latest achievements in EU regulations

“We cannot recycle our way out of this situation..” Let’s read about latest achievements in EU regulations on our rights to repair; we talked to Cristina Ganapini, Right to Repair Europe coordinator whose job is to keep the MEPs under pressure.


Talking Repairably spoke to Cristina Ganapini, the coordinator of the European coalition that fights for citizens’ right to fair repair conditions.
Right to Repair Europe, a coalition of over 130 organisations from 23 countries is represented by one woman. Cristina Ganapini got particularly interested in circular economy issues while she was working on maritime affairs. The threat of deep-sea mining might seem very distant, but is in fact becoming very real and could have catastrophic consequences for life on Earth. The creation of sediment plumes out of seafloors is proven to threaten aquatic life, not to mention the unclear effects that mining would have on the ocean’s capacity to store carbon. This is a very big topic that is closely connected to our focus – circular economy and repairable policies of the EU and its member states.

Cristina´s job is to coordinate the coalition consisting of big organisations and repair platforms, repair cafés and smaller initiatives (including Repairably). They provide her with valuable inputs, materials and strong arguments to keep the MEPs and other policymakers constantly under pressure. So far there have been many successful achievements; the latest demands is for mandatory replaceable batteries for portable products. In addition, Cristina co-writes all the press releases, contents on social media and communicates on European directives which need to be implemented by member states.

Among the goals of Right to Repair Europe there are claims on ecodesign of products, universal and fair access to spare parts, repair manuals and diagnostic tools, affordability and transparency of repair. The coalition aims to achieve a ban on a wide range of anti-repair practices, such as marketing obsolescence strategies or early obsolescence features1. The coalition’s newest ambition? „Material use reduction! Our economies are extracting and consuming more raw materials every year. We cannot recycle our way out of this situation and marginally promoting reuse and repair won’t be enough. We need to extract fewer materials and to keep them in use via circular models for longer.“ In order to achieve this, it is also essential to keep consumers informed. Not so long ago, we used to have a widespread repair culture in Europe, but the manufacturing industries replaced it with a throw-away economy.

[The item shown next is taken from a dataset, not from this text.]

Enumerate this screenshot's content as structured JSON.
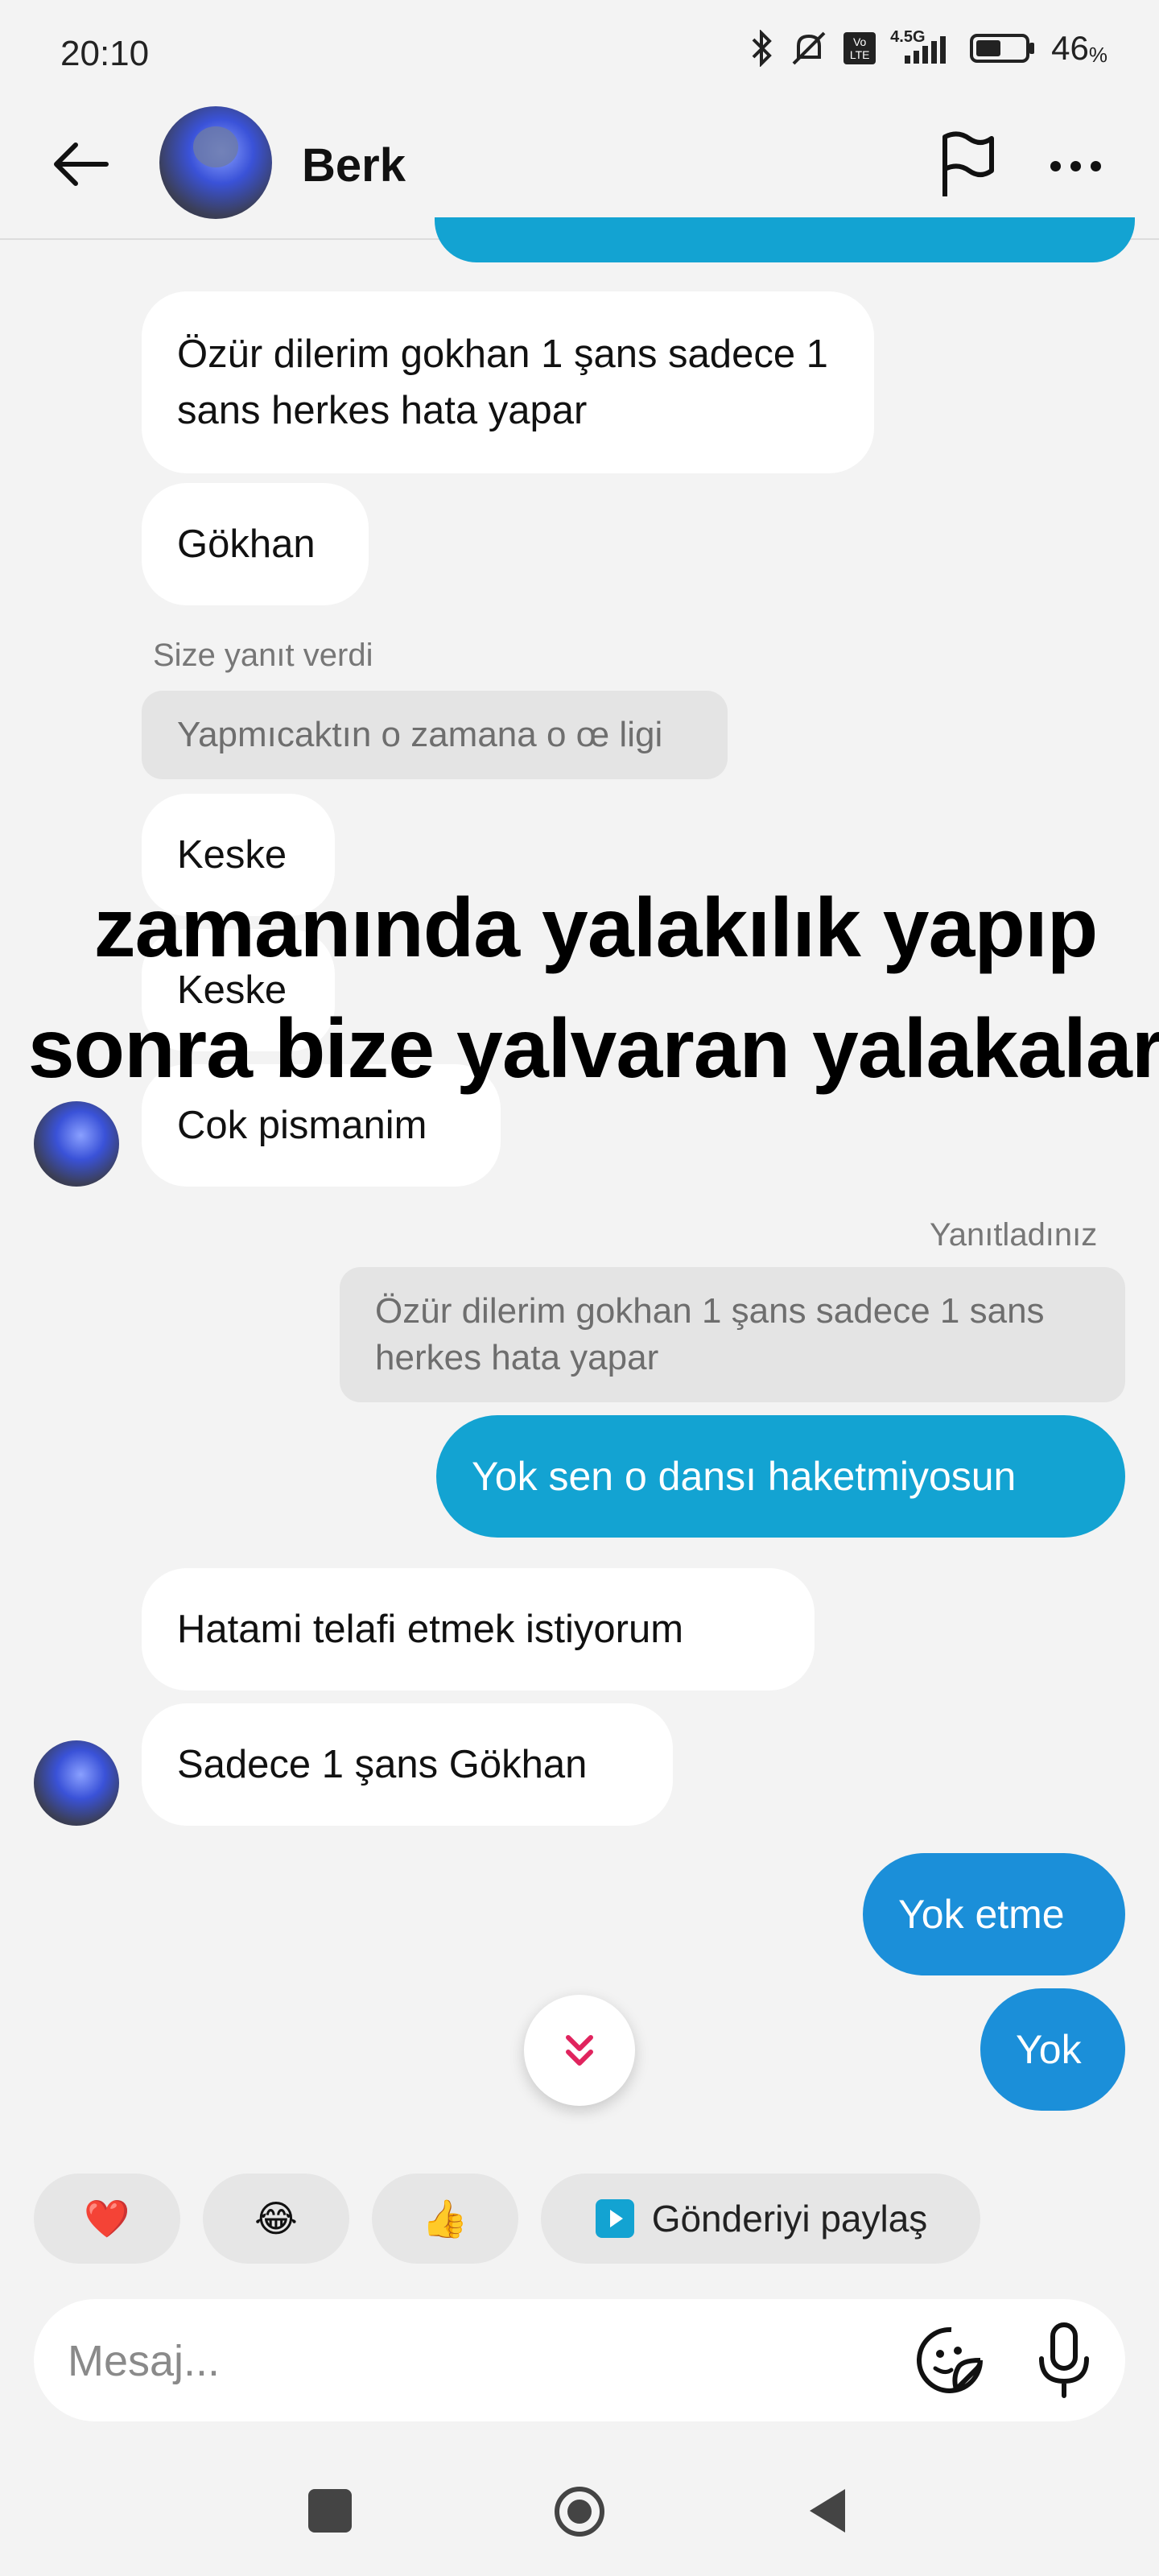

We may be leaders in changing policies, but that doesn´t mean that we repair the most. For many people in the Global South, there is no other choice than to repair.“ Within European countries the Netherlands and Germany are generally open and progressive about circularity. However, lately France has been going much further with the approval and implementation, as of February 2022, of a broad legislation called „Low AGEC“. The law addresses the fight against wasteful practices and aims to promote the circular economy, giving a great boost to the ecological transition. The law enabled the creation of a repair index and the launch of a national repair fund. It marks an important step for the clothing, linen and footwear sector, which is firmly committed to sustainable development, and completes the initiatives already taken within the topic. Recently Belgium also introduced a repair index, which – like its French counterpart and unlike the EU index for smartphones – includes the price of spare parts.

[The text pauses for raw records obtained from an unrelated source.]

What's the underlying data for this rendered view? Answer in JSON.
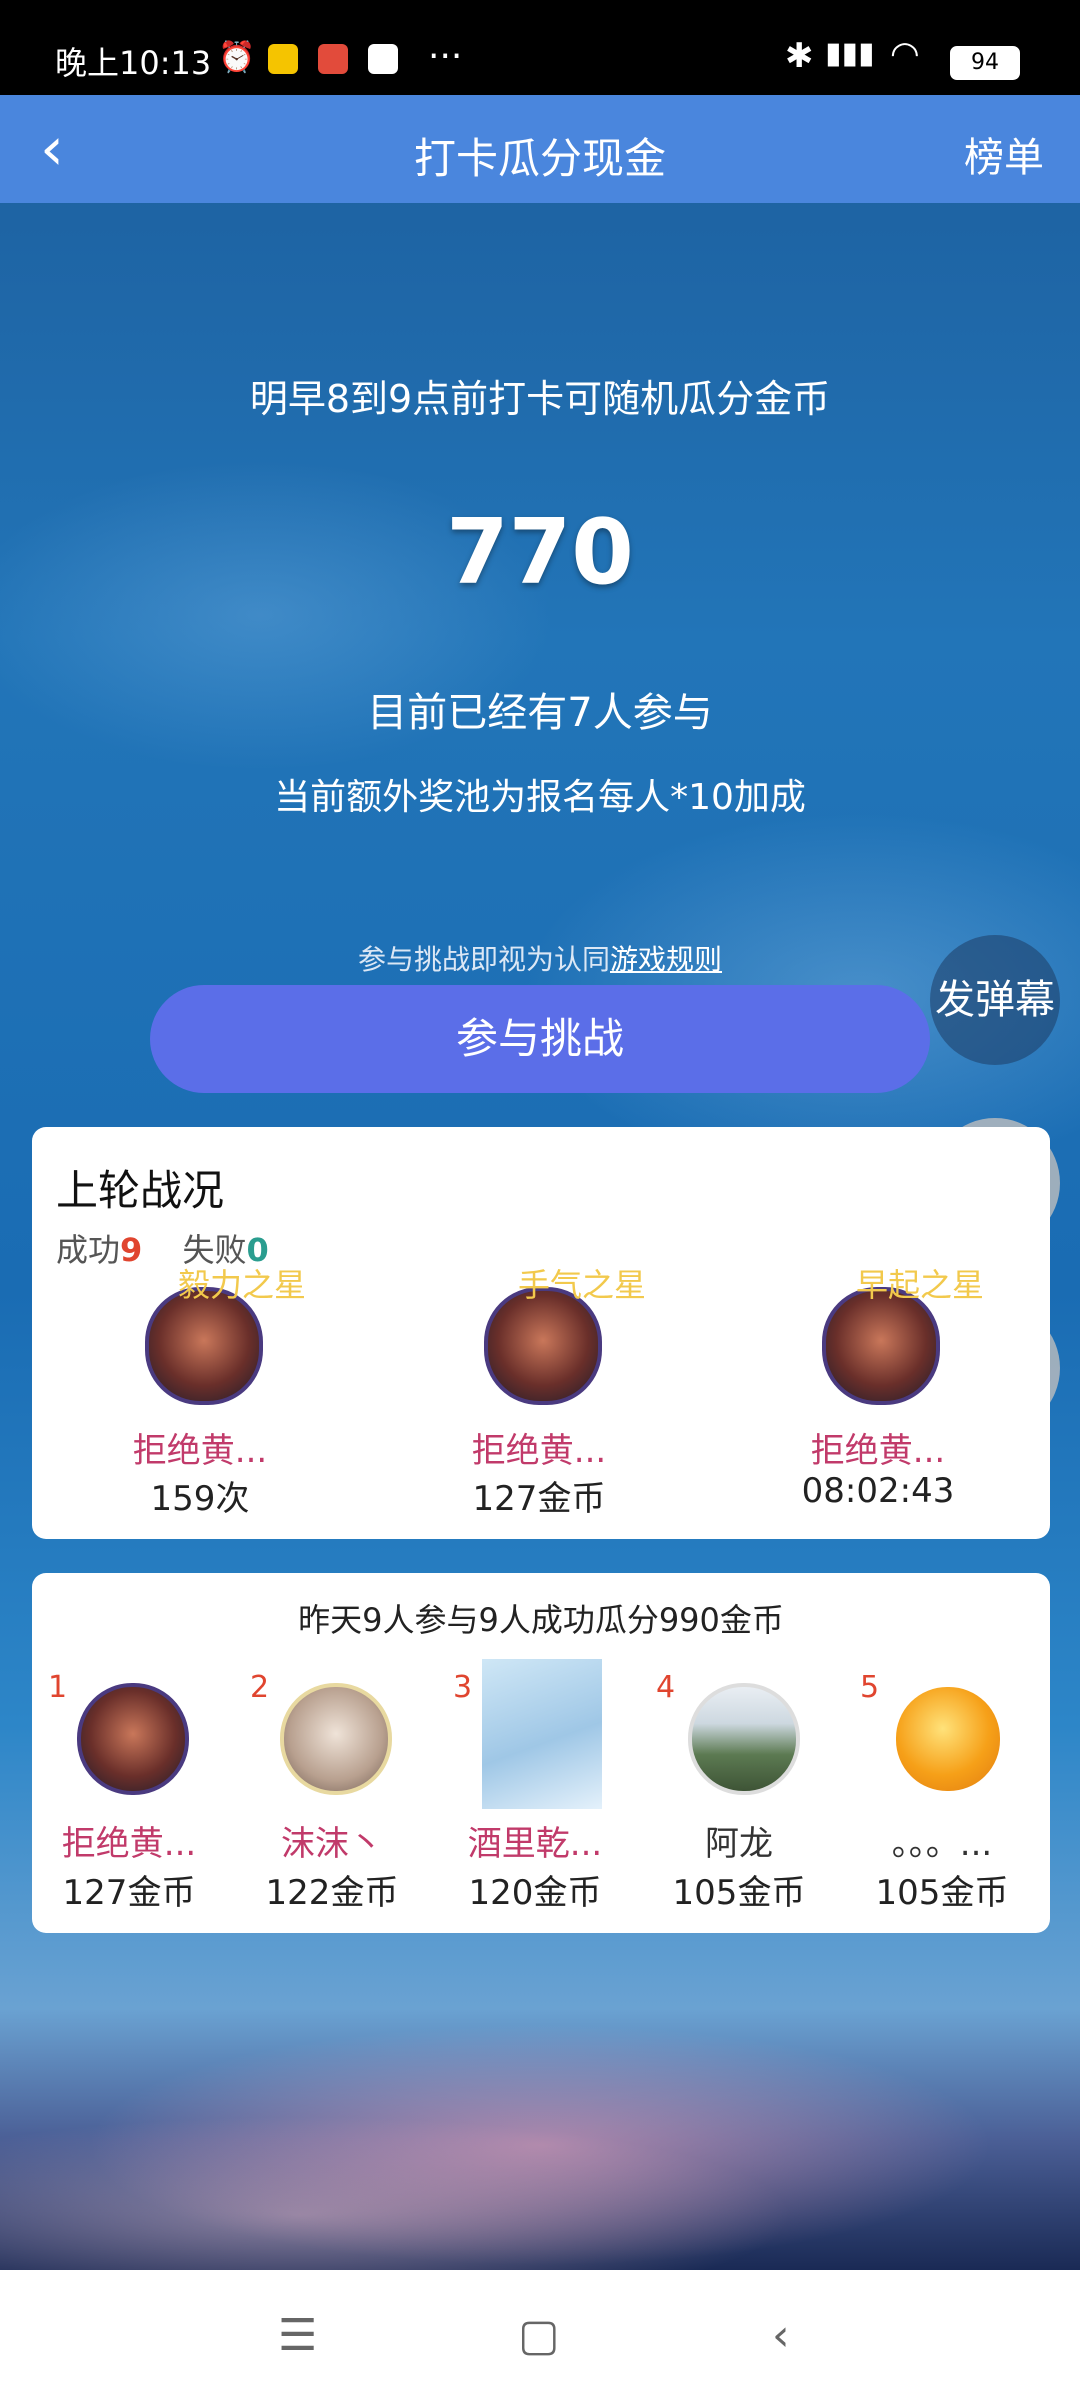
{
  "status_bar": {
    "time": "晚上10:13",
    "dots": "···",
    "battery": "94"
  },
  "header": {
    "back_icon": "back-chevron",
    "title": "打卡瓜分现金",
    "rank_label": "榜单"
  },
  "hero": {
    "subtitle": "明早8到9点前打卡可随机瓜分金币",
    "amount": "770",
    "participants": "目前已经有7人参与",
    "bonus": "当前额外奖池为报名每人*10加成"
  },
  "rules": {
    "prefix": "参与挑战即视为认同",
    "link": "游戏规则"
  },
  "join_button": "参与挑战",
  "danmu_button": "发弹幕",
  "last_round": {
    "title": "上轮战况",
    "success_label": "成功",
    "success_count": "9",
    "fail_label": "失败",
    "fail_count": "0",
    "stars": [
      {
        "badge": "毅力之星",
        "name": "拒绝黄...",
        "value": "159次"
      },
      {
        "badge": "手气之星",
        "name": "拒绝黄...",
        "value": "127金币"
      },
      {
        "badge": "早起之星",
        "name": "拒绝黄...",
        "value": "08:02:43"
      }
    ]
  },
  "yesterday": {
    "summary": "昨天9人参与9人成功瓜分990金币",
    "ranking": [
      {
        "rank": "1",
        "name": "拒绝黄...",
        "value": "127金币"
      },
      {
        "rank": "2",
        "name": "沫沫丶",
        "value": "122金币"
      },
      {
        "rank": "3",
        "name": "酒里乾...",
        "value": "120金币"
      },
      {
        "rank": "4",
        "name": "阿龙",
        "value": "105金币"
      },
      {
        "rank": "5",
        "name": "。。。...",
        "value": "105金币"
      }
    ]
  },
  "colors": {
    "header_bg": "#4a86dd",
    "button_bg": "#5b6ee8",
    "success": "#e0452f",
    "fail": "#2a9d8f",
    "badge": "#f2c94c",
    "name": "#c13a6a"
  }
}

In the beginning of February, the new Directive on Empowering Consumers for the Green Transition (ECGT) was finalised. The Right to Repair Europe coalition followed this step towards more clarity for consumers closely, as the law will restrict greenwashing practices and misleading green claims, including claims on reparability and durability of products. However, the new law only addresses consumers’ access to information, instead of banning barriers to repair and early obsolescence practices altogether.
And what about our country – Slovakia? We will have the chance to put pressure on our national government to be ambitious about the implementation of new EU repair rules! As of April 2024, EU countries will have two years to implement pro-repair measures. This is the chance to ask for a Slovakian repair fund and repair vouchers. Let´s not miss this chance and push our legislators together! Follow us for more updates.

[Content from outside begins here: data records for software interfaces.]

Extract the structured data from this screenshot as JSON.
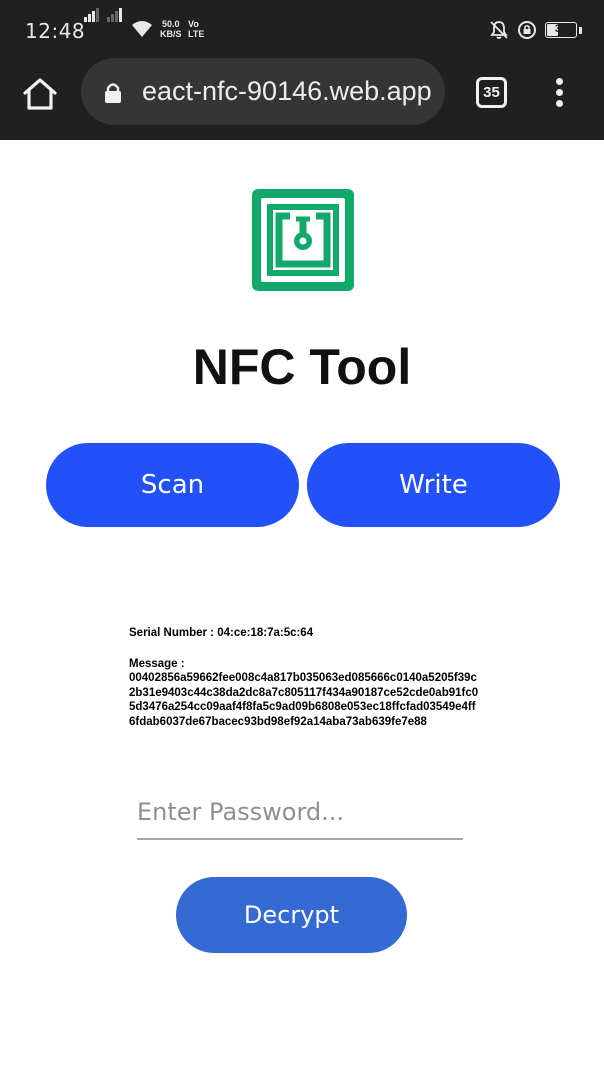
{
  "status_bar": {
    "time": "12:48",
    "net_speed_value": "50.0",
    "net_speed_unit": "KB/S",
    "volte_top": "Vo",
    "volte_bottom": "LTE",
    "battery": "38",
    "icons": [
      "signal-icon",
      "signal-icon",
      "wifi-icon",
      "mute-bell-icon",
      "data-saver-icon",
      "battery-icon"
    ]
  },
  "browser": {
    "url": "eact-nfc-90146.web.app",
    "tab_count": "35"
  },
  "app": {
    "title": "NFC Tool",
    "scan_label": "Scan",
    "write_label": "Write",
    "serial_label": "Serial Number :",
    "serial_value": "04:ce:18:7a:5c:64",
    "message_label": "Message :",
    "message_value": "00402856a59662fee008c4a817b035063ed085666c0140a5205f39c2b31e9403c44c38da2dc8a7c805117f434a90187ce52cde0ab91fc05d3476a254cc09aaf4f8fa5c9ad09b6808e053ec18ffcfad03549e4ff6fdab6037de67bacec93bd98ef92a14aba73ab639fe7e88",
    "password_placeholder": "Enter Password...",
    "password_value": "",
    "decrypt_label": "Decrypt"
  },
  "colors": {
    "logo_green": "#12a96a",
    "primary_blue": "#2351f8",
    "decrypt_blue": "#3569d4",
    "bar_dark": "#202020"
  }
}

1Early obsolescence feature – many people imagine a conspiratorial theory about one particle which goes on at certain point and breaks the product – the truth is much simpler: obsolescence features can be irreplaceable batteries, or glued parts inside the product, or software pairing which blocks the use of second-hand or third-party spare parts, etc.